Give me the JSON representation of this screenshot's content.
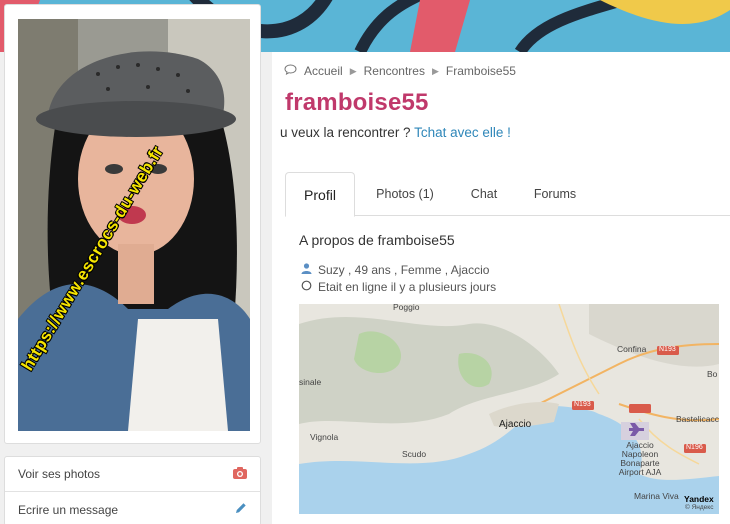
{
  "colors": {
    "accent_pink": "#c0396b",
    "link_blue": "#2f87b9",
    "banner_blue": "#5ab5d6",
    "watermark_yellow": "#f5e400"
  },
  "watermark_text": "https://www.escrocs-du-web.fr",
  "actions": [
    {
      "label": "Voir ses photos",
      "icon": "camera-icon"
    },
    {
      "label": "Ecrire un message",
      "icon": "pencil-icon"
    }
  ],
  "breadcrumb": {
    "items": [
      "Accueil",
      "Rencontres",
      "Framboise55"
    ],
    "icon": "chat-bubble-icon"
  },
  "profile": {
    "username": "framboise55",
    "question_text": "u veux la rencontrer ? ",
    "question_link": "Tchat avec elle !",
    "about_title": "A propos de framboise55",
    "details": "Suzy , 49 ans , Femme , Ajaccio",
    "status": "Etait en ligne il y a plusieurs jours"
  },
  "tabs": [
    "Profil",
    "Photos (1)",
    "Chat",
    "Forums"
  ],
  "active_tab": "Profil",
  "map": {
    "labels": [
      "Poggio",
      "Confina",
      "N193",
      "sinale",
      "Bo",
      "N193",
      "Bastelicacc",
      "Vignola",
      "Ajaccio",
      "Scudo",
      "N196",
      "Ajaccio Napoleon Bonaparte Airport AJA",
      "Marina Viva",
      "Yandex",
      "© Яндекс"
    ]
  }
}
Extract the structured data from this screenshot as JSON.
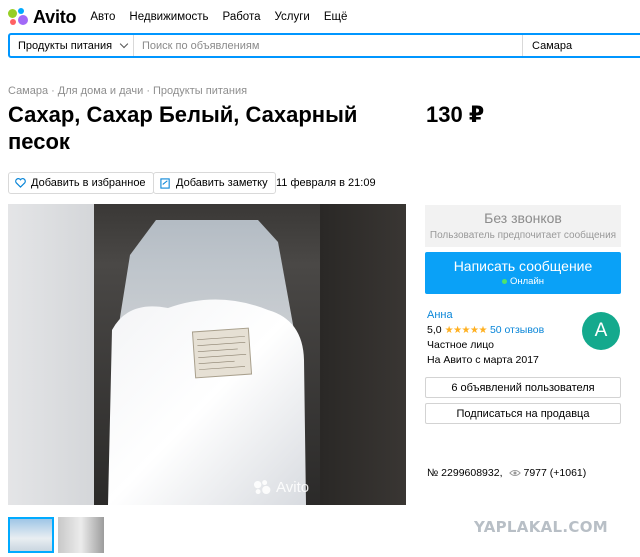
{
  "header": {
    "logo_text": "Avito",
    "nav": [
      "Авто",
      "Недвижимость",
      "Работа",
      "Услуги",
      "Ещё"
    ]
  },
  "search": {
    "category": "Продукты питания",
    "placeholder": "Поиск по объявлениям",
    "city": "Самара"
  },
  "breadcrumb": [
    "Самара",
    "Для дома и дачи",
    "Продукты питания"
  ],
  "listing": {
    "title": "Сахар, Сахар Белый, Сахарный песок",
    "price": "130 ₽",
    "add_favorite": "Добавить в избранное",
    "add_note": "Добавить заметку",
    "date": "11 февраля в 21:09",
    "watermark": "Avito",
    "number": "№ 2299608932,",
    "views": "7977 (+1061)"
  },
  "contact": {
    "no_calls": "Без звонков",
    "no_calls_sub": "Пользователь предпочитает сообщения",
    "message_button": "Написать сообщение",
    "online": "Онлайн"
  },
  "seller": {
    "name": "Анна",
    "rating": "5,0",
    "stars": 5,
    "reviews": "50 отзывов",
    "type": "Частное лицо",
    "since": "На Авито с марта 2017",
    "avatar_letter": "A",
    "listings_button": "6 объявлений пользователя",
    "subscribe_button": "Подписаться на продавца"
  },
  "site_watermark": "YAPLAKAL.COM",
  "colors": {
    "accent": "#0096ff",
    "message_button": "#0aa1f7",
    "avatar": "#14a98d",
    "stars": "#ffb021",
    "link": "#0a86d8"
  }
}
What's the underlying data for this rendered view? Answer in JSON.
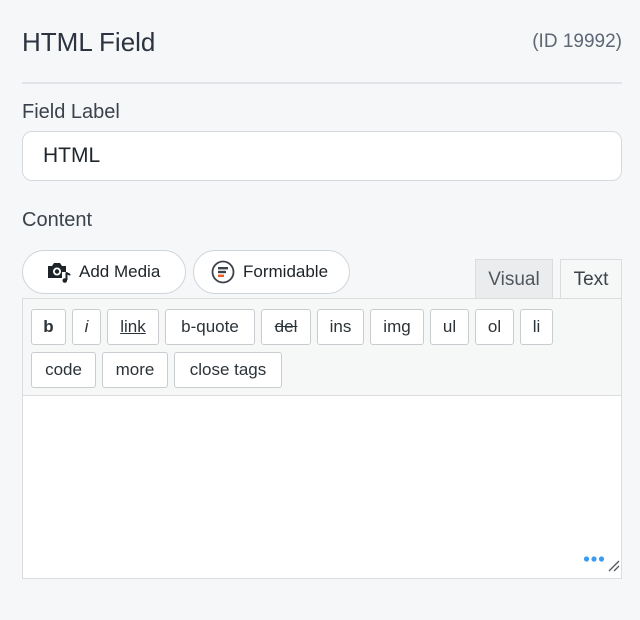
{
  "header": {
    "title": "HTML Field",
    "field_id": "(ID 19992)"
  },
  "field_label": {
    "label": "Field Label",
    "value": "HTML"
  },
  "content": {
    "label": "Content"
  },
  "media_buttons": {
    "add_media": {
      "label": "Add Media",
      "icon": "camera-music-icon"
    },
    "formidable": {
      "label": "Formidable",
      "icon": "formidable-logo-icon"
    }
  },
  "editor_tabs": {
    "visual": "Visual",
    "text": "Text"
  },
  "quicktags": [
    {
      "label": "b"
    },
    {
      "label": "i"
    },
    {
      "label": "link"
    },
    {
      "label": "b-quote"
    },
    {
      "label": "del"
    },
    {
      "label": "ins"
    },
    {
      "label": "img"
    },
    {
      "label": "ul"
    },
    {
      "label": "ol"
    },
    {
      "label": "li"
    },
    {
      "label": "code"
    },
    {
      "label": "more"
    },
    {
      "label": "close tags"
    }
  ],
  "editor": {
    "value": ""
  },
  "colors": {
    "accent_blue": "#3b9cf0",
    "formidable_orange": "#f05a24"
  }
}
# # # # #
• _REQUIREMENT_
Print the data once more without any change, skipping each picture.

• _ANSWER SPACE_
Give me the JSON representation of this screenshot's content.
{
  "colors": {
    "accent_pink": "#c0396b",
    "link_blue": "#2f87b9",
    "banner_blue": "#5ab5d6",
    "watermark_yellow": "#f5e400"
  },
  "watermark_text": "https://www.escrocs-du-web.fr",
  "actions": [
    {
      "label": "Voir ses photos",
      "icon": "camera-icon"
    },
    {
      "label": "Ecrire un message",
      "icon": "pencil-icon"
    }
  ],
  "breadcrumb": {
    "items": [
      "Accueil",
      "Rencontres",
      "Framboise55"
    ],
    "icon": "chat-bubble-icon"
  },
  "profile": {
    "username": "framboise55",
    "question_text": "u veux la rencontrer ? ",
    "question_link": "Tchat avec elle !",
    "about_title": "A propos de framboise55",
    "details": "Suzy , 49 ans , Femme , Ajaccio",
    "status": "Etait en ligne il y a plusieurs jours"
  },
  "tabs": [
    "Profil",
    "Photos (1)",
    "Chat",
    "Forums"
  ],
  "active_tab": "Profil",
  "map": {
    "labels": [
      "Poggio",
      "Confina",
      "N193",
      "sinale",
      "Bo",
      "N193",
      "Bastelicacc",
      "Vignola",
      "Ajaccio",
      "Scudo",
      "N196",
      "Ajaccio Napoleon Bonaparte Airport AJA",
      "Marina Viva",
      "Yandex",
      "© Яндекс"
    ]
  }
}
Extract the structured data from this screenshot as JSON.
{
  "header": {
    "logo_text": "Avito",
    "nav": [
      "Авто",
      "Недвижимость",
      "Работа",
      "Услуги",
      "Ещё"
    ]
  },
  "search": {
    "category": "Продукты питания",
    "placeholder": "Поиск по объявлениям",
    "city": "Самара"
  },
  "breadcrumb": [
    "Самара",
    "Для дома и дачи",
    "Продукты питания"
  ],
  "listing": {
    "title": "Сахар, Сахар Белый, Сахарный песок",
    "price": "130 ₽",
    "add_favorite": "Добавить в избранное",
    "add_note": "Добавить заметку",
    "date": "11 февраля в 21:09",
    "watermark": "Avito",
    "number": "№ 2299608932,",
    "views": "7977 (+1061)"
  },
  "contact": {
    "no_calls": "Без звонков",
    "no_calls_sub": "Пользователь предпочитает сообщения",
    "message_button": "Написать сообщение",
    "online": "Онлайн"
  },
  "seller": {
    "name": "Анна",
    "rating": "5,0",
    "stars": 5,
    "reviews": "50 отзывов",
    "type": "Частное лицо",
    "since": "На Авито с марта 2017",
    "avatar_letter": "A",
    "listings_button": "6 объявлений пользователя",
    "subscribe_button": "Подписаться на продавца"
  },
  "site_watermark": "YAPLAKAL.COM",
  "colors": {
    "accent": "#0096ff",
    "message_button": "#0aa1f7",
    "avatar": "#14a98d",
    "stars": "#ffb021",
    "link": "#0a86d8"
  }
}
What's the underlying data for this rendered view? Answer in JSON.
{
  "header": {
    "title": "HTML Field",
    "field_id": "(ID 19992)"
  },
  "field_label": {
    "label": "Field Label",
    "value": "HTML"
  },
  "content": {
    "label": "Content"
  },
  "media_buttons": {
    "add_media": {
      "label": "Add Media",
      "icon": "camera-music-icon"
    },
    "formidable": {
      "label": "Formidable",
      "icon": "formidable-logo-icon"
    }
  },
  "editor_tabs": {
    "visual": "Visual",
    "text": "Text"
  },
  "quicktags": [
    {
      "label": "b"
    },
    {
      "label": "i"
    },
    {
      "label": "link"
    },
    {
      "label": "b-quote"
    },
    {
      "label": "del"
    },
    {
      "label": "ins"
    },
    {
      "label": "img"
    },
    {
      "label": "ul"
    },
    {
      "label": "ol"
    },
    {
      "label": "li"
    },
    {
      "label": "code"
    },
    {
      "label": "more"
    },
    {
      "label": "close tags"
    }
  ],
  "editor": {
    "value": ""
  },
  "colors": {
    "accent_blue": "#3b9cf0",
    "formidable_orange": "#f05a24"
  }
}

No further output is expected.